Teresa Trout

When and how did you choose your major? 

On Ash Wednesday, my eighth grade teacher wrote, "Memento, homo, quia pulvis es, et in pulverem reverteris." (Remember, man, that you are dust, and unto dust you shall return.) That was the moment I knew dead languages were for me.  My high school didn't offer Latin, so it was the first course I signed up for freshman year. I majored in English and Classics and loved every minute of it.

What resources did you use on campus that you recommend current students use? 

Go to the career center. Just schedule an appointment and go. I didn't have a clue about how to apply for a teaching job, what to say on an interview, what to do after the interview, but they coached me through it all. I got my first job offer one month before graduating, and I give a lot of the credit to the career center. They also taught me how to write and format a resume- and I still use that format three jobs later.

What did you do immediately after graduation? How did you decide to take that path? / What do you do now and why did you choose this career?

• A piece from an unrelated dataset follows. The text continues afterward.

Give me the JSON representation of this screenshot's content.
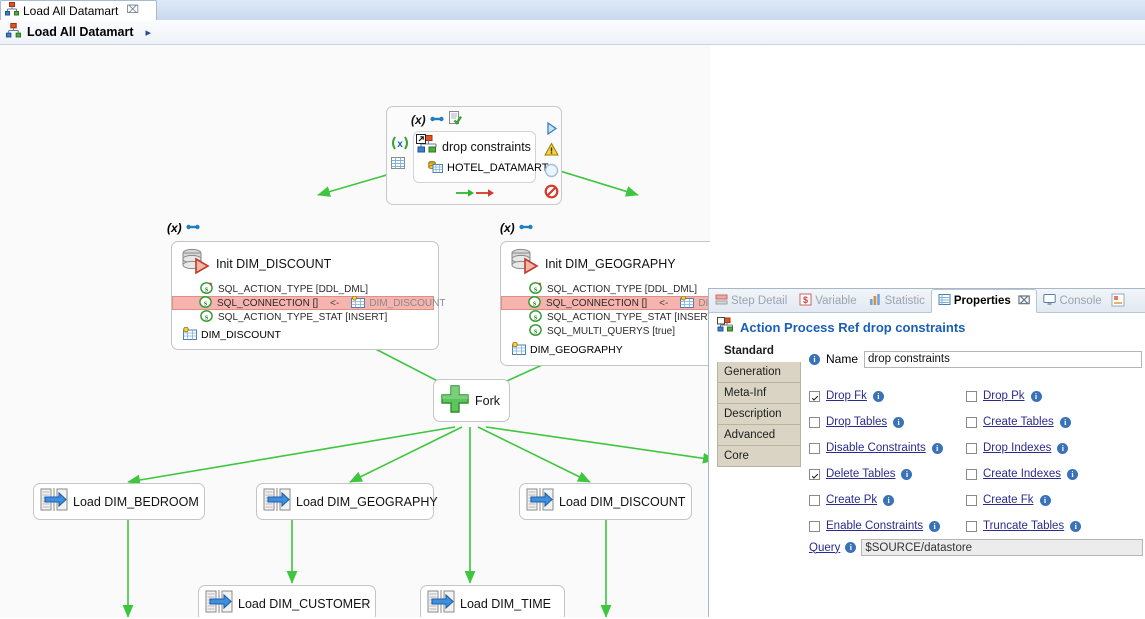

Life after graduation has been chaotic and wonderful. I went to Arizona to teach English and Latin in a charter school.  Next, I became a field guide for about a year in a wilderness therapy program for young adults in Asheville, NC. I am currently teaching secondary school Latin and Greek in Virginia. I've just been accepted into the M.A. in Comparative Literature at Harvard for English. My plan was always to take some time, teach, and then apply to graduate school. I ended up taking more time than I thought I would, and I certainly didn't see wilderness guide in the mix, but I have learned and experienced more than I could ever imagine in the past three years by staying flexible and trying scary things. And I've had a fantastic time so far.

What skills, tools, or knowledge from your major have been most useful to you since graduation?  

Plato taught me that perplexity is the beginning of knowledge, and my Plato professor told us, "Being content with yourself is delusion." I developed a lot of specific skills and tools while studying English and Classics, but these two lessons developed a mindset that keeps me moving forward. Answers are just the byproducts of a more meaningful process, and I like to think that a healthy amount of dissatisfaction inspires me to be a better person going onward to better things.

How do you balance your work and personal life?

I don't believe in the concept. If you don't try to separate them, there is nothing to balance. As a field guide, I lived with groups of clients for eight days at a time while backpacking through the woods. As a teacher, I stay late and commit my weekends to Latin tournaments. I'm single, young, and still idealistic enough not to choose a career that I want to separate from my personal life.

What advice do you have for current students?

Find opportunities; don't wait for them to find you. Apply for things for which you are not qualified. If you start to feel competent and confident, it's time to go outside of your comfort zone again. We can be comfortable later, when we have real responsibilities like a family. Students are expected to be awkward in college; now is the time to grow.